The effect of this is that over one-third of Canadians say they don't know when they'll be able to retire. In addition, the report finds that the average planned age of retirement was 63.2 years of age. Women (83.5%) were more uncertain than men (69.8%) regarding their planned future retirement, and up to 19% of respondents say they will never retire.
Concern over inadequate retirement savings has already led a good number of Canadians to delay their retirement. More than one in five respondents have decided to retire later than their initial plan five years ago. Furthermore, a full 45.6 per cent of respondents say they plan to continue to work part-time or on a contract basis after their official retirement, and the percentage increases with age.

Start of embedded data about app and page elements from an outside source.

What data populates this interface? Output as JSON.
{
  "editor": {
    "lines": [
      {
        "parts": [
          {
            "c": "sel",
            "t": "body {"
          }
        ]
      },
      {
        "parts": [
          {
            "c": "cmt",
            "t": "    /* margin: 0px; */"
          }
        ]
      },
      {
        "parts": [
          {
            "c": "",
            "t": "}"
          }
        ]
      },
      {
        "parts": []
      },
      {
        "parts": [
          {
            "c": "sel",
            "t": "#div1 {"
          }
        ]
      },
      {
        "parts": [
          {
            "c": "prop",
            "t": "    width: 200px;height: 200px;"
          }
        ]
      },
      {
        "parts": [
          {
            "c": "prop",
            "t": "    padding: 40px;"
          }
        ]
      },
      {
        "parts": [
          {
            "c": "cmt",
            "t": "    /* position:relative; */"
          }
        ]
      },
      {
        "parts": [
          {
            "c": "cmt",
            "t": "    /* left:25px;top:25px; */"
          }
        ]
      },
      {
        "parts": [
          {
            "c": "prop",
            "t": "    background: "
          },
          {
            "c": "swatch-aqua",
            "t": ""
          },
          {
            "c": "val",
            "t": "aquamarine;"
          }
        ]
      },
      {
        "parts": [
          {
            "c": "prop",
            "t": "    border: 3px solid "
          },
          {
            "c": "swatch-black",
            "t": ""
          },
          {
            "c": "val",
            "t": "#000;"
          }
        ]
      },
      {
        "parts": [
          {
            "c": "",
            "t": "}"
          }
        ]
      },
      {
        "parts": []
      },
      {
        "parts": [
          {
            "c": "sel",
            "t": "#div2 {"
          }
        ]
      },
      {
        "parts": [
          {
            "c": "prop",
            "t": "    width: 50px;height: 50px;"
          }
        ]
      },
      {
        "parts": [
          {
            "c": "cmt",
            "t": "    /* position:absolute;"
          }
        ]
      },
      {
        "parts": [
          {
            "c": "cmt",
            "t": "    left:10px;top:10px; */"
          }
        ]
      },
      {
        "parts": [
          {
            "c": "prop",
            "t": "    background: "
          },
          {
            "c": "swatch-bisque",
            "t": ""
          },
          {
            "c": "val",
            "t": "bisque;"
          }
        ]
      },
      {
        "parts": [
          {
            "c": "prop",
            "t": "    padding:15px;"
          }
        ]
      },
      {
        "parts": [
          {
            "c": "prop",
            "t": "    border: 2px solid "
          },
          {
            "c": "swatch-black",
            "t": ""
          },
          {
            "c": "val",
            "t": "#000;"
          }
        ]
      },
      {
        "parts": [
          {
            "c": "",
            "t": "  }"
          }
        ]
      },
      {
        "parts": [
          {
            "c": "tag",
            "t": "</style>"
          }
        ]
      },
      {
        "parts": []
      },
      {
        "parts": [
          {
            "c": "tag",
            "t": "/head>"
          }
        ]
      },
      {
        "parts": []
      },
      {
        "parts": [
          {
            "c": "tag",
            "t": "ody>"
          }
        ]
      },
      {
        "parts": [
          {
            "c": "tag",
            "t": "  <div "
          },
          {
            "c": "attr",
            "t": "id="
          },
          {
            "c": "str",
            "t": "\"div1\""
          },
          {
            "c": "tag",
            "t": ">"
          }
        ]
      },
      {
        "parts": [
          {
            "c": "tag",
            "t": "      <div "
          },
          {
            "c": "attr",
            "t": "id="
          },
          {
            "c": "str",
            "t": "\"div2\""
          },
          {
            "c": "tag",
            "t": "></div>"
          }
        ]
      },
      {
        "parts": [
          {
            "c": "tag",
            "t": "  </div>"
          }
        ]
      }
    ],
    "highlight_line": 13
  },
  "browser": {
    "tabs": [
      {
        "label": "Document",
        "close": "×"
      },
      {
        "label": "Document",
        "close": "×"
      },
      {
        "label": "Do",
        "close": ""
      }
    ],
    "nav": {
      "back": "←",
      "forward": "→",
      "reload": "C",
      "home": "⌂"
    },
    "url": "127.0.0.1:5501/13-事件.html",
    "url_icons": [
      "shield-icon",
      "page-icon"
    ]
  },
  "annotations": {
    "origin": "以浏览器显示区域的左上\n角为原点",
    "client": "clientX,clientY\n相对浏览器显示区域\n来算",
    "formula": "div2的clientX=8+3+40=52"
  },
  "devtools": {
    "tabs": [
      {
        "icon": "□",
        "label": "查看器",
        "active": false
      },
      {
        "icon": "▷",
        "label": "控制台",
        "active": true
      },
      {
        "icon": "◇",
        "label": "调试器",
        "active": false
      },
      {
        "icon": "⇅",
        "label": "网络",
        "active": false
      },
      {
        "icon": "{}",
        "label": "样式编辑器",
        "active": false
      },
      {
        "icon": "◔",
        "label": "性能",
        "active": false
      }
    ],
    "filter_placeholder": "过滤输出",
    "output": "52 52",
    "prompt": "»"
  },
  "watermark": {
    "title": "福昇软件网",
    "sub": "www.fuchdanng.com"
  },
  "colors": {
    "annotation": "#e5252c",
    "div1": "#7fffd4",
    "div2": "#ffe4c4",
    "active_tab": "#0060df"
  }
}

About 51 per cent of those aged 45-64, and 60 per cent of those aged 65+ say they will continue working past their official retirement date.In the report on the perspective of employers, the Board reports that more than 40% of employers believe their employees are too optimistic in their assessment of when they will be able to retire, and close to 50% feel their employees are unaware of how much savings are needed for retirement.
Source: Conference Board of Canada Press Release (October 27, 2014)